  5. I think Eden is a boy’s name. Like Hayden and Brook. They are short, curt, masculine sounds and go with the other names Ethan, Braden, Nathan, Kayden, Jordan. Morgan, etc. and sound a bit “hard” for girls. Except for Lauren and Megan, real feminine names traditionally would have added the -ne suffix, Glorienne, Jeanne, or a diminuitive sounding -ette. Female names often end in “ie” or “a” and that makes them sound prettier. I know the Garden of Eden is often alluded to for a girl, but that place has also always sounded masculine to me. The name Brook is definitely masculine, like River and Ford. Even the nickname Brookie sounds masculine. Lake should also be a male name and does not suit girls.

    1. All the Rivers and Brookes I know are female. (And Eden, too, for that matter). I would never consider those names for a boy! I don’t think all girl names have to be soft/”pretty”. (Some people actually prefer to avoid that style.). And I actually think River is pretty/soft/”girly” to begin with. Of course, I’m the Mom of a Winifred and Aunt to a Wren, both of which also fail your very narrow “girly-ness test”, so obviously our ideas of what makes a name feminine differ.

      1. lol River is a lot more common for boys than girl. And it sounds masculine not feminine sorry. The most famour River was also a man, River Phoenix.

        1. There’s no question that the rise of the name River is connected to River Phoenix and his tragic death. BUT Phoenix passed away in 1993 – nearly three decades ago. That means that a 28 y.o. first time parent may not find Phoenix their first thought. In more recent years, Doctor Who and Firefly/Serenity used the name for significant female characters.

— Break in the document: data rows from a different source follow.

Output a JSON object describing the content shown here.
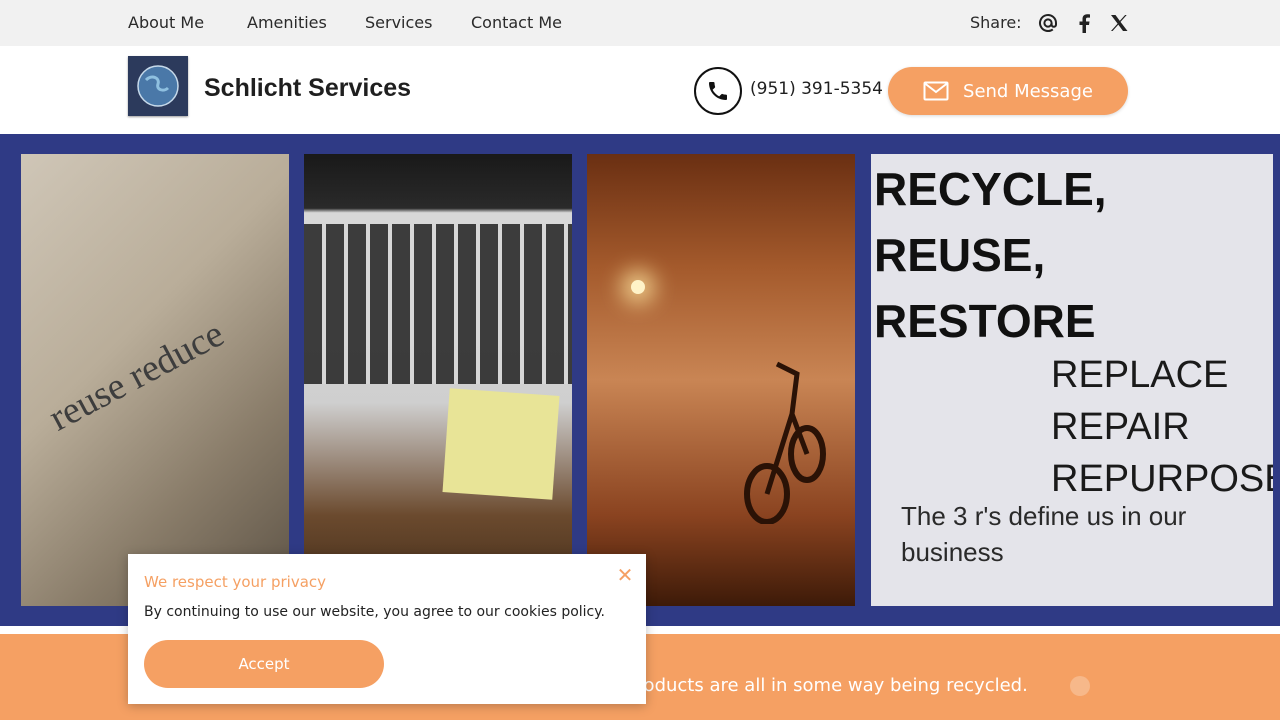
{
  "nav": {
    "items": [
      {
        "label": "About Me"
      },
      {
        "label": "Amenities"
      },
      {
        "label": "Services"
      },
      {
        "label": "Contact Me"
      }
    ],
    "share_label": "Share:",
    "share_icons": [
      "email-icon",
      "facebook-icon",
      "x-icon"
    ]
  },
  "header": {
    "brand": "Schlicht Services",
    "phone": "(951) 391-5354",
    "send_label": "Send Message"
  },
  "hero": {
    "panel1_text": "reuse reduce",
    "title_lines": [
      "RECYCLE,",
      "REUSE,",
      "RESTORE"
    ],
    "r_words": [
      "REPLACE",
      "REPAIR",
      "REPURPOSE"
    ],
    "tagline": "The 3 r's define us in our business"
  },
  "banner": {
    "text": "r products are all in some way being recycled."
  },
  "cookie": {
    "title": "We respect your privacy",
    "body": "By continuing to use our website, you agree to our cookies policy.",
    "accept_label": "Accept"
  },
  "colors": {
    "accent": "#f5a063",
    "hero_frame": "#2f3a85",
    "nav_bg": "#f1f1f1"
  }
}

          So while River *is* statistically more common for boys – just as Eden is statistically more popular for girls – there’s no hard bright line that says it has to be that way. Or that it will remain that way in the future …

    2. I’m sorry I didn’t see and reply to TJ’s comment earlier. TJ, I understand your perspective, and many languages *do* follow rules like this, where feminine and masculine have distinct sounds. But that’s not the case in English, and certainly not our experience in the US, thanks to so many heritages influencing our ideas about names. There are absolutely NO rules related to sound, spelling, or pronunciation that make names feminine or masculine in English. The only thing that determines a name’s gender is use. So if Eden is used more often for girls – which it is – then it’s perfectly appropriate as a girls’ name. It’s not a satisfying answer in some ways, because of course, Eden can be used for boys, too. But there just aren’t black and white lines when it comes to these questions.

  6. My daughter’s name is Eden Hope. I’ve loved the name for over 10 years. She is 7 months now. I think it goes well with her brother’s name Kanaan (Canaan) both Bible place names that aren’t crazy or super common. I also love Zion and Judah if we ever have more boys and Galilee and Moriah for girls.